Exercise prompt
Check every line of the data below for the word "default" and say how many have it, without further comment.

[Stored data]
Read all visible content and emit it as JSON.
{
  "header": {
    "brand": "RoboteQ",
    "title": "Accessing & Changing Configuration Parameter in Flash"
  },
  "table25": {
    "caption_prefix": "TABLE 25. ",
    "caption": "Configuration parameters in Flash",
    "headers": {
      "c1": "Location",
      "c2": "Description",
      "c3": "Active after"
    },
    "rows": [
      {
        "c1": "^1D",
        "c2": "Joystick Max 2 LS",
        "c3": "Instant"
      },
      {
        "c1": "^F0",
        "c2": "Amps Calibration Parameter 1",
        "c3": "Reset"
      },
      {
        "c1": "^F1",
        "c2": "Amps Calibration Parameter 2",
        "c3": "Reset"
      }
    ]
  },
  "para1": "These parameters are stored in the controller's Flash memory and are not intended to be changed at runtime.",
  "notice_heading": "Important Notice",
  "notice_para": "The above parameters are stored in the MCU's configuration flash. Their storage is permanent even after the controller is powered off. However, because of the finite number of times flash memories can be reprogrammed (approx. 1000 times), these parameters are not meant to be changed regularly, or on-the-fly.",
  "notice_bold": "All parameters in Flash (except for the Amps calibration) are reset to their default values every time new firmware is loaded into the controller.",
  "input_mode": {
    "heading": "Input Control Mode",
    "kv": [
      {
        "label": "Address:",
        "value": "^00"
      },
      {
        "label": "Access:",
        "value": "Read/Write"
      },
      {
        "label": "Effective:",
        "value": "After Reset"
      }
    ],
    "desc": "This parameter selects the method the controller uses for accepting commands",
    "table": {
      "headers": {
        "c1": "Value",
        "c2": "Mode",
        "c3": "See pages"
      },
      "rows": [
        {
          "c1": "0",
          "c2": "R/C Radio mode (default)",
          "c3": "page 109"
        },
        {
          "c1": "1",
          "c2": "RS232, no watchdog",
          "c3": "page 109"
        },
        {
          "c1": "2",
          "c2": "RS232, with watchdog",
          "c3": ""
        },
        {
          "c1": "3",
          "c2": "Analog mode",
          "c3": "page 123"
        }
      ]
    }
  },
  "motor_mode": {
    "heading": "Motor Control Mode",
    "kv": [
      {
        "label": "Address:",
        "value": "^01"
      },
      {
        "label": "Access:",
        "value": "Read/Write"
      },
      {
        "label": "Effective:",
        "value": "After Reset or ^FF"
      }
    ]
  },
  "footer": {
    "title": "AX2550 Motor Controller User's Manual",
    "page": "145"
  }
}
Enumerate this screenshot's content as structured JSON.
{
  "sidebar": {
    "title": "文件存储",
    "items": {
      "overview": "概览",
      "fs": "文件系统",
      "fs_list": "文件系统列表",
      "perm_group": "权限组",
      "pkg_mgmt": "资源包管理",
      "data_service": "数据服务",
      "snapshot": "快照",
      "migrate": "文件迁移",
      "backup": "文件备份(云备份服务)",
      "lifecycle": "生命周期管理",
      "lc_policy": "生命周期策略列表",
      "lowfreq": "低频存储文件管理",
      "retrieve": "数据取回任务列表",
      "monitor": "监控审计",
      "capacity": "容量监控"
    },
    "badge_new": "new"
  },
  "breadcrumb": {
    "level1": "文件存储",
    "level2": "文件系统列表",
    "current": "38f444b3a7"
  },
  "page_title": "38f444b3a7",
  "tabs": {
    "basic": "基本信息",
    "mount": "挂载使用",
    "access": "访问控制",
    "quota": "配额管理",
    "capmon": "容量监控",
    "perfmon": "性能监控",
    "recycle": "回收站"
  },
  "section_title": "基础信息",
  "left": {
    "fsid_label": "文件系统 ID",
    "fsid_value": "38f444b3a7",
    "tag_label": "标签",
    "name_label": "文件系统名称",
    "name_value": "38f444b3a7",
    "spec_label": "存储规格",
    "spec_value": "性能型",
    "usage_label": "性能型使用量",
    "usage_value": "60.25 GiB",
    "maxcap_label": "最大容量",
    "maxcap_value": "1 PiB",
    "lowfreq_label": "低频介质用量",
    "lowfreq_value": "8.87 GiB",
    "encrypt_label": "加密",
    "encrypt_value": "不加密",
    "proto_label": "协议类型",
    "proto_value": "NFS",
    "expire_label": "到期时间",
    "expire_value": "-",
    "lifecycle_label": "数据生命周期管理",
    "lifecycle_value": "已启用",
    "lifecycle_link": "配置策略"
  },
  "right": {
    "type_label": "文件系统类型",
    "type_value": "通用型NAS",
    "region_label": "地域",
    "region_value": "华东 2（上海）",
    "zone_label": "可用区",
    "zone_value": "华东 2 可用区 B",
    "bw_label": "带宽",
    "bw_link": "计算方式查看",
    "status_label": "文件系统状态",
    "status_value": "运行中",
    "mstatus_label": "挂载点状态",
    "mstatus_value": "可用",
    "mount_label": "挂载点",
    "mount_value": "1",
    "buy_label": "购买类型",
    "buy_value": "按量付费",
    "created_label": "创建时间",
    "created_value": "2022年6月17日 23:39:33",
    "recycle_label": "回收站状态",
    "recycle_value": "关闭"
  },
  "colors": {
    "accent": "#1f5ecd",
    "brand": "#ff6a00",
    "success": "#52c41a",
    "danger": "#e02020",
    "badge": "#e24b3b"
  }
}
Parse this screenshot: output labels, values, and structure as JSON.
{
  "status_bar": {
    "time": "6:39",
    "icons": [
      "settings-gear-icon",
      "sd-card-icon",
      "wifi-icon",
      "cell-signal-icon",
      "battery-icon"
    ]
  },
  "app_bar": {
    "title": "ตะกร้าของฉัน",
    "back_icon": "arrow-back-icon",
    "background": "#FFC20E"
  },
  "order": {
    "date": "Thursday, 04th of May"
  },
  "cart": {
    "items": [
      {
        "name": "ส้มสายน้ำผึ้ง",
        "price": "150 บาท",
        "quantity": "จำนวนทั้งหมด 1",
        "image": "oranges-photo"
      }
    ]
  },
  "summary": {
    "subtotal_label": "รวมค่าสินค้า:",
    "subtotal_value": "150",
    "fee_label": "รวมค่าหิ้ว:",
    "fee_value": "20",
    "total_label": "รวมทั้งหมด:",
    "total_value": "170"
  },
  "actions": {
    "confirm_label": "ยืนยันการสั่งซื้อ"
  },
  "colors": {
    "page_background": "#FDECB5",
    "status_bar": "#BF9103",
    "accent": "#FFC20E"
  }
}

Answer
2